### The data ###
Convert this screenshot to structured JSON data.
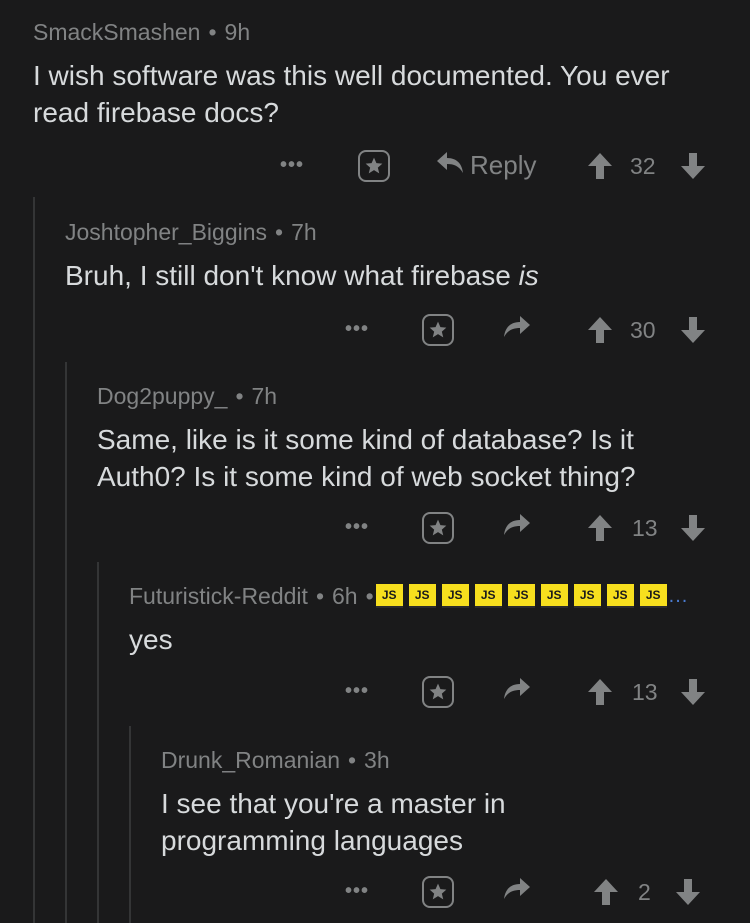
{
  "comments": [
    {
      "author": "SmackSmashen",
      "time": "9h",
      "body": "I wish software was this well documented. You ever read firebase docs?",
      "reply_label": "Reply",
      "score": "32"
    },
    {
      "author": "Joshtopher_Biggins",
      "time": "7h",
      "body_plain": "Bruh, I still don't know what firebase ",
      "body_italic": "is",
      "score": "30"
    },
    {
      "author": "Dog2puppy_",
      "time": "7h",
      "body": "Same, like is it some kind of database? Is it Auth0? Is it some kind of web socket thing?",
      "score": "13"
    },
    {
      "author": "Futuristick-Reddit",
      "time": "6h",
      "flair": [
        "JS",
        "JS",
        "JS",
        "JS",
        "JS",
        "JS",
        "JS",
        "JS",
        "JS"
      ],
      "flair_more": "...",
      "body": "yes",
      "score": "13"
    },
    {
      "author": "Drunk_Romanian",
      "time": "3h",
      "body": "I see that you're a master in programming languages",
      "score": "2"
    }
  ],
  "meta_separator": "•",
  "more_glyph": "•••",
  "icons": {
    "more": "more-options-icon",
    "award": "award-star-icon",
    "reply": "reply-arrow-icon",
    "upvote": "upvote-arrow-icon",
    "downvote": "downvote-arrow-icon"
  },
  "colors": {
    "background": "#1a1a1b",
    "text": "#d7dadc",
    "muted": "#818384",
    "thread_line": "#343536",
    "flair_bg": "#f7df1e"
  }
}
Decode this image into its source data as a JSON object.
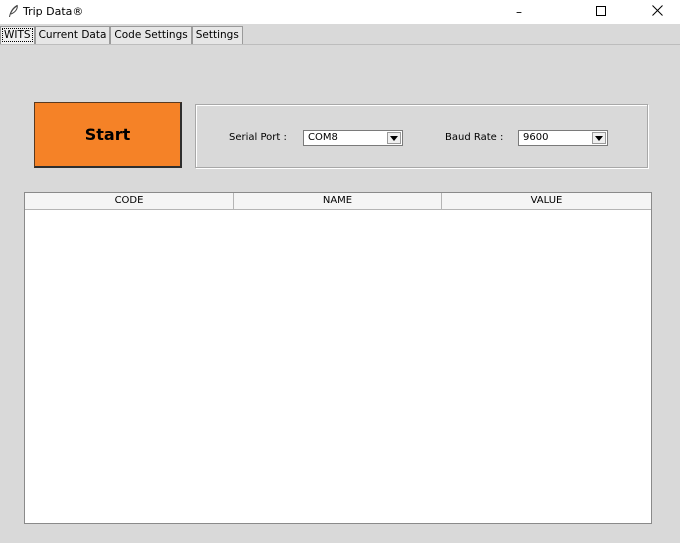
{
  "window": {
    "title": "Trip Data®",
    "minimize_glyph": "–",
    "close_glyph": "✕"
  },
  "tabs": [
    {
      "label": "WITS",
      "active": true
    },
    {
      "label": "Current Data",
      "active": false
    },
    {
      "label": "Code Settings",
      "active": false
    },
    {
      "label": "Settings",
      "active": false
    }
  ],
  "controls": {
    "start_label": "Start",
    "serial_port_label": "Serial Port :",
    "serial_port_value": "COM8",
    "baud_rate_label": "Baud Rate :",
    "baud_rate_value": "9600"
  },
  "table": {
    "columns": [
      "CODE",
      "NAME",
      "VALUE"
    ],
    "rows": []
  },
  "colors": {
    "start_button": "#f58227",
    "client_background": "#d9d9d9"
  },
  "icons": {
    "app": "feather-icon",
    "dropdown": "chevron-down-icon"
  }
}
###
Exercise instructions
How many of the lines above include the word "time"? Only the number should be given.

Written answer
5